(Website and app data records)
··········

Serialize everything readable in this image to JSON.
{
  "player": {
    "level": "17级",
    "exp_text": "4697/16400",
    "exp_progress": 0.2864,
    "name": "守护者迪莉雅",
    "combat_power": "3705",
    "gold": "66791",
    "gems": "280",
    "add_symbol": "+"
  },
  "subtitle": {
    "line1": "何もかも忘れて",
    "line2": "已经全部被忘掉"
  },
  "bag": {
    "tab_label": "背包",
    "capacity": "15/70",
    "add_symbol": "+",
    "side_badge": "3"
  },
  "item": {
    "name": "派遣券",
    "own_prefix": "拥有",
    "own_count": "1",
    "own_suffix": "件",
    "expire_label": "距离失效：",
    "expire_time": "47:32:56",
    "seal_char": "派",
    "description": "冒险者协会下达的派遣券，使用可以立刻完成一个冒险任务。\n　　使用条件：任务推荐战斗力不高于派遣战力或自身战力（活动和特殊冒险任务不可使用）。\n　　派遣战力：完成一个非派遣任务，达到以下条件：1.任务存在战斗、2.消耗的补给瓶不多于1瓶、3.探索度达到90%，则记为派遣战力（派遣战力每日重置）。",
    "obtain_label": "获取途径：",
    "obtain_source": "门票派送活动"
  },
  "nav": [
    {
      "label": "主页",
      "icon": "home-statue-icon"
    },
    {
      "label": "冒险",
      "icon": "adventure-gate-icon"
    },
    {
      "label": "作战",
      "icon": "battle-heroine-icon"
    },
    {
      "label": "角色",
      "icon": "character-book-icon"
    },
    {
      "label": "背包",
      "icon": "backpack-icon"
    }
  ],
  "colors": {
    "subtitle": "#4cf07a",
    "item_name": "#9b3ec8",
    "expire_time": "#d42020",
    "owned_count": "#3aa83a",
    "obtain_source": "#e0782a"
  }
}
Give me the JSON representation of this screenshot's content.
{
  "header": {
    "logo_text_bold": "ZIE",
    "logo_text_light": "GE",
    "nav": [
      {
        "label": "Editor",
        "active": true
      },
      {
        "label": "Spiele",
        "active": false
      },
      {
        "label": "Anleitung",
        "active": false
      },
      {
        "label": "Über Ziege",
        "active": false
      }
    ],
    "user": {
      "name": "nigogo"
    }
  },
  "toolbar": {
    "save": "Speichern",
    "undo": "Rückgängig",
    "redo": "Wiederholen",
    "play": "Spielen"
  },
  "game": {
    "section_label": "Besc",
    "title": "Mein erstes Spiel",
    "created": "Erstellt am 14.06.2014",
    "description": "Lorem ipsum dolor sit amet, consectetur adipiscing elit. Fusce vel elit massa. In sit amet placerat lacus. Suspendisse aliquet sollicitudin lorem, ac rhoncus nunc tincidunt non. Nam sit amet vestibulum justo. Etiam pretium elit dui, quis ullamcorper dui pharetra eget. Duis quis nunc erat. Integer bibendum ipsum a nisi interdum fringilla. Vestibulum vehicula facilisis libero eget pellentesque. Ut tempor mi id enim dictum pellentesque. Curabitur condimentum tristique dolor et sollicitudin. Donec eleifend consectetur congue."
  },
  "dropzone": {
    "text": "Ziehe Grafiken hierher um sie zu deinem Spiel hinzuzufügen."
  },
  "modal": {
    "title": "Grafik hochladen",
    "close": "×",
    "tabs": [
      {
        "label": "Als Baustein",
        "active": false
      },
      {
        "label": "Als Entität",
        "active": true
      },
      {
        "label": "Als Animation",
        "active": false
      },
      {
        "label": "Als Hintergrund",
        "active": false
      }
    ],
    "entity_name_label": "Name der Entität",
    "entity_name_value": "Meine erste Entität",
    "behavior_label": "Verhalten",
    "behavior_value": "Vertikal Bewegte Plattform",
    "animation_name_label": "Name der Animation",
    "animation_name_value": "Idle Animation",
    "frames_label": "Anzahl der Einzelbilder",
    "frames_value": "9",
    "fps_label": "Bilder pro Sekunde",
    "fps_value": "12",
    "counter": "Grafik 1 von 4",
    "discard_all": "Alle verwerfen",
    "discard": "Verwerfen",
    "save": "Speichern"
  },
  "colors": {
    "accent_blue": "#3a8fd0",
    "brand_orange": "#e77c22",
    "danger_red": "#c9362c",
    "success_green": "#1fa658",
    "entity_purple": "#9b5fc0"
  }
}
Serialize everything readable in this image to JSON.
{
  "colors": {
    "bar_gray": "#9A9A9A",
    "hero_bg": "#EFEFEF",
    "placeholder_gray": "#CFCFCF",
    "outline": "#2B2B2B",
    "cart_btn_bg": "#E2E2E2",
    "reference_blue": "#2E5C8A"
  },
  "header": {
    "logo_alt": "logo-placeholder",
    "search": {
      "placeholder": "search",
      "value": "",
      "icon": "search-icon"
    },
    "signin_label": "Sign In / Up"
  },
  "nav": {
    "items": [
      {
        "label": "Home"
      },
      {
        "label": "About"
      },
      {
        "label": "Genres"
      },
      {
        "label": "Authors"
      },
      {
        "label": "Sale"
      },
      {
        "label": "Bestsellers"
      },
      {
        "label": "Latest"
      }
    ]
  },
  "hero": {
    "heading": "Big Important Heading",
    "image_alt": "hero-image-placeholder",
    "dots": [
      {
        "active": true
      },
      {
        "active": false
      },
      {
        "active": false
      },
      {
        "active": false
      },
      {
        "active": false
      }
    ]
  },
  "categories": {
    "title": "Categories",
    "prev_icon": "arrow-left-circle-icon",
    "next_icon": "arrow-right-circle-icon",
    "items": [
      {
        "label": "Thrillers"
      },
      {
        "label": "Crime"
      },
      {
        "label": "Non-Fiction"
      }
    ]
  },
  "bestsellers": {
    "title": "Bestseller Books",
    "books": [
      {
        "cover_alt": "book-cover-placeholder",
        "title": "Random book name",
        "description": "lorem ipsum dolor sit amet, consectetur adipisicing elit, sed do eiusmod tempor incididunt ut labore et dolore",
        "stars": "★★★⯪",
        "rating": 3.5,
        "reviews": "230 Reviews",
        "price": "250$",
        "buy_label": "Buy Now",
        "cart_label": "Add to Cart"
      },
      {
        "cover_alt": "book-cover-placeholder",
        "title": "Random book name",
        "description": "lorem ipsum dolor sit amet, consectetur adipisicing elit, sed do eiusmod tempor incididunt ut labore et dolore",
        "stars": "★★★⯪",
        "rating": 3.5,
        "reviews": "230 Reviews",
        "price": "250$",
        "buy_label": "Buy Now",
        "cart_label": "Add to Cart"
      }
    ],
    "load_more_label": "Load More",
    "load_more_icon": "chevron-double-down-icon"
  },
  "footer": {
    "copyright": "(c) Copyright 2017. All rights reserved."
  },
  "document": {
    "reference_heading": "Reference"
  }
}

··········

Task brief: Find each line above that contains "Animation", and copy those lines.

The completed task:
        "label": "Als Animation",
    "animation_name_label": "Name der Animation",
    "animation_name_value": "Idle Animation",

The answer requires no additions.